*Element data from apps and pages*

Start of Block

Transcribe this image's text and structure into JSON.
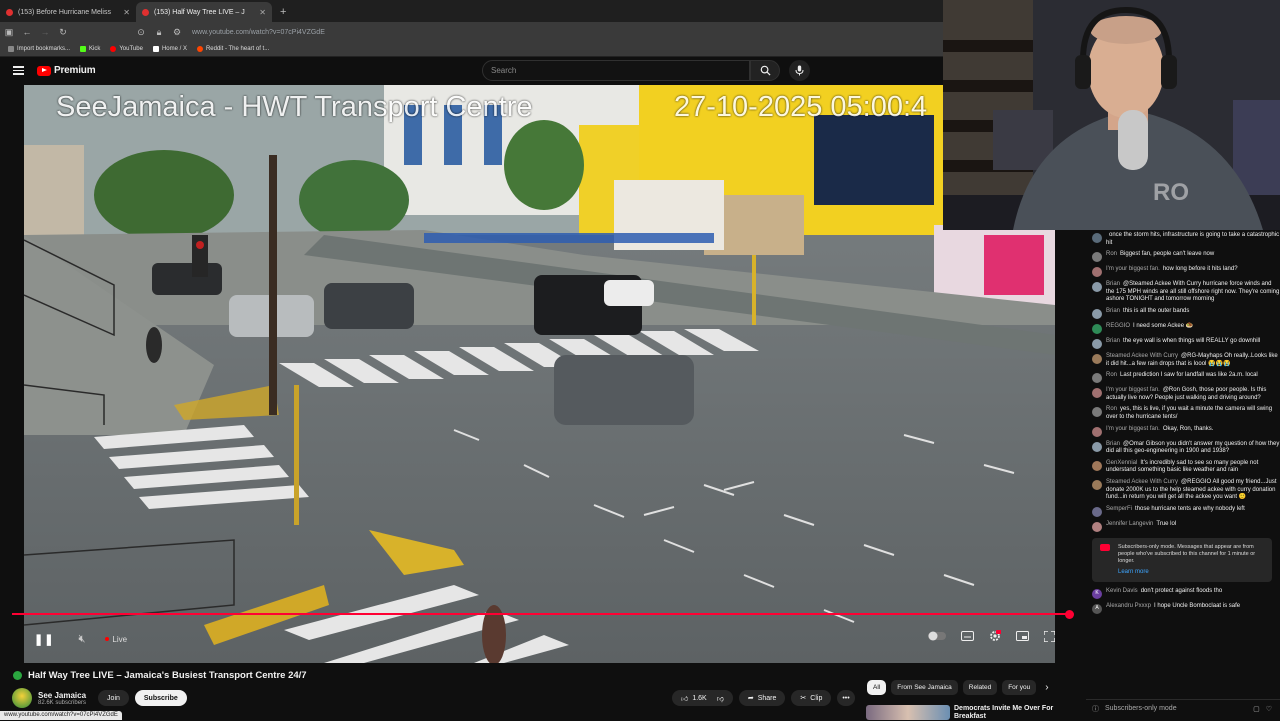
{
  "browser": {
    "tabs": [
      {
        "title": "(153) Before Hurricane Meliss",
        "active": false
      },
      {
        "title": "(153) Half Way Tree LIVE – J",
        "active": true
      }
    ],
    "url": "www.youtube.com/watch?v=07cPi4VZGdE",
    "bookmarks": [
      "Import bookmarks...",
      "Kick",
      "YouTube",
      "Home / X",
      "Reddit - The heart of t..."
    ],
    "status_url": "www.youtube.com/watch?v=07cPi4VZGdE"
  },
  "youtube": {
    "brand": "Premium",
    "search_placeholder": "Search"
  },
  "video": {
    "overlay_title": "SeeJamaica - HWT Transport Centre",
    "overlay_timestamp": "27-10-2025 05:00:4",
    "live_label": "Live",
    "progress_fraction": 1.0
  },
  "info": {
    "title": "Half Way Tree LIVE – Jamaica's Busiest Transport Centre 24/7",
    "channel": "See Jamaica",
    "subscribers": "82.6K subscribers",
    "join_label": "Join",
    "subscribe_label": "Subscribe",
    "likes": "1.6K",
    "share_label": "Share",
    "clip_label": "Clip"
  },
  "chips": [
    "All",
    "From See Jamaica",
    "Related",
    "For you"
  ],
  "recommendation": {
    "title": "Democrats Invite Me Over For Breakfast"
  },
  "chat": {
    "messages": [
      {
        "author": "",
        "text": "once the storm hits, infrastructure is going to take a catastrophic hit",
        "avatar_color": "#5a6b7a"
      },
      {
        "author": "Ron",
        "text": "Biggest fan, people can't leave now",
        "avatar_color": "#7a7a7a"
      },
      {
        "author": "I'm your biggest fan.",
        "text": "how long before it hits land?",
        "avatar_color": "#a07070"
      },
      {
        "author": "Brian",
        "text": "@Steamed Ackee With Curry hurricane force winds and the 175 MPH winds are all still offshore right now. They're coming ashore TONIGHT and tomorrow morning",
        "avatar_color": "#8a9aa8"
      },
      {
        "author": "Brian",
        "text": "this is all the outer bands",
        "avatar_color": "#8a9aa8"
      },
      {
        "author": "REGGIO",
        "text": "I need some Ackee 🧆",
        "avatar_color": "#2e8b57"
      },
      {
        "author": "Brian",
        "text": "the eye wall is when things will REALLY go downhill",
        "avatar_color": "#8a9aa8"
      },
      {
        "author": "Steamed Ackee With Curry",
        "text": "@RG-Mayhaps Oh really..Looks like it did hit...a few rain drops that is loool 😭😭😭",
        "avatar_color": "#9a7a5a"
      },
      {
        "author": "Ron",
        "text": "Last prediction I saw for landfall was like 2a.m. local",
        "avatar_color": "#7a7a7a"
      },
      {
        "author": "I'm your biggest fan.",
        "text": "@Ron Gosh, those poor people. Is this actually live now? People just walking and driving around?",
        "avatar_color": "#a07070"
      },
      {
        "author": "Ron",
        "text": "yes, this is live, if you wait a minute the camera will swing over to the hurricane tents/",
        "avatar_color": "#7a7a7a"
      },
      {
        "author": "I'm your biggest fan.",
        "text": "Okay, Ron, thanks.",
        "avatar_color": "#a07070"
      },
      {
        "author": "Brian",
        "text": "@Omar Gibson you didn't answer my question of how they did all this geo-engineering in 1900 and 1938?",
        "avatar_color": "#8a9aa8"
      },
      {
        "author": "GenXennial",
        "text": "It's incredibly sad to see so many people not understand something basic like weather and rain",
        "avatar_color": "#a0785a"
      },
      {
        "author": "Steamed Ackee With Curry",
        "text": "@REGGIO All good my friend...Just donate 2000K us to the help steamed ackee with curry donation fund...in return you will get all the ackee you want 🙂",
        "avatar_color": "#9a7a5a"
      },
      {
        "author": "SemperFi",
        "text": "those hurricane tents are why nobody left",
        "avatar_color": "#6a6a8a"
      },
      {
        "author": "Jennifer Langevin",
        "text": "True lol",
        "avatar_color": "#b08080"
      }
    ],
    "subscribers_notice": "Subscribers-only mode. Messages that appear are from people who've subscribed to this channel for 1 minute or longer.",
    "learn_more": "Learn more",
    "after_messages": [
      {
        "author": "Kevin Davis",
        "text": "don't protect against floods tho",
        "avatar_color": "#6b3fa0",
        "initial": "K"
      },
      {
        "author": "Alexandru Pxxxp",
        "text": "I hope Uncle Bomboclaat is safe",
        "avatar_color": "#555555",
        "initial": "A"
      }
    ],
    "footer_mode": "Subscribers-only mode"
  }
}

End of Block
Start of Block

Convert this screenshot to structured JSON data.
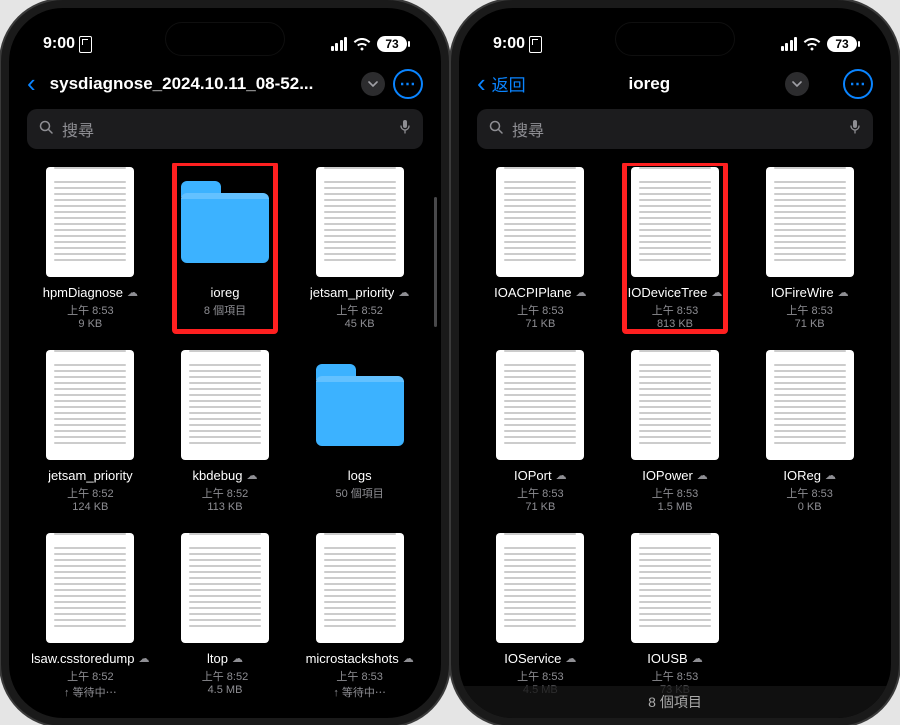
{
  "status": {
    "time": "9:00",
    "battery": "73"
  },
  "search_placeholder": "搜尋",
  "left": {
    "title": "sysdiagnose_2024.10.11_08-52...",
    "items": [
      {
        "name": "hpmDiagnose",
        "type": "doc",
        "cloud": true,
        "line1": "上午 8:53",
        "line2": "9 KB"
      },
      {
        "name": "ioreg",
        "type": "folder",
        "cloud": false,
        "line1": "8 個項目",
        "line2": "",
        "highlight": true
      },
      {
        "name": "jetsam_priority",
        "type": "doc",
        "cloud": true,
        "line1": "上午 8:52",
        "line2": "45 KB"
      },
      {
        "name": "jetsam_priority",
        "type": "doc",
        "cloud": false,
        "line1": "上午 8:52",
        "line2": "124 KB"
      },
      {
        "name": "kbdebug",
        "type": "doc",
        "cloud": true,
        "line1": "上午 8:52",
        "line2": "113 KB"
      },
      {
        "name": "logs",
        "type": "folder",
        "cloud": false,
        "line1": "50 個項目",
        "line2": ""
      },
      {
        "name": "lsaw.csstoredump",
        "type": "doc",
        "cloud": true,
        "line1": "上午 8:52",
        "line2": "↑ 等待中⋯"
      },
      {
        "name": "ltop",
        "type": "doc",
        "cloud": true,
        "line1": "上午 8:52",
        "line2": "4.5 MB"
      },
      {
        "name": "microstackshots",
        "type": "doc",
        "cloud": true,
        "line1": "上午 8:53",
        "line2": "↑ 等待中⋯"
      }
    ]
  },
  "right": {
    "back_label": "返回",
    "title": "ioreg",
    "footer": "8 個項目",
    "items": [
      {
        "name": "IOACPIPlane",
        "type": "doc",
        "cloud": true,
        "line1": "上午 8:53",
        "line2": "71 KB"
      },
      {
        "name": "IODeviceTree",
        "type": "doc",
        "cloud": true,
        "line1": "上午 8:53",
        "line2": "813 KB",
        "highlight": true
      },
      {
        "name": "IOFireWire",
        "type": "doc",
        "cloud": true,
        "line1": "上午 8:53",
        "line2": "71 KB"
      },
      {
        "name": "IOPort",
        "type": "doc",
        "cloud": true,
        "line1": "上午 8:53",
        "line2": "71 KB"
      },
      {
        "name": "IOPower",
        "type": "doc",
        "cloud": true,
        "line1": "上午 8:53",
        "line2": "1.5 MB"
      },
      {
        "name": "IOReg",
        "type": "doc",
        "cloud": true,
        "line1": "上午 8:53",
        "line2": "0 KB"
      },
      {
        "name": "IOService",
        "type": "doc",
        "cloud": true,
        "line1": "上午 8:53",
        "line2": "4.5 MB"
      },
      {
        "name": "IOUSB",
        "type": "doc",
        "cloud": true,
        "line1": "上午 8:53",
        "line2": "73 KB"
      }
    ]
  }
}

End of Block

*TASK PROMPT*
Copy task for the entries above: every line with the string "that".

*EXERCISE SOLUTION*
        "text": "@RG-Mayhaps Oh really..Looks like it did hit...a few rain drops that is loool 😭😭😭",
    "subscribers_notice": "Subscribers-only mode. Messages that appear are from people who've subscribed to this channel for 1 minute or longer.",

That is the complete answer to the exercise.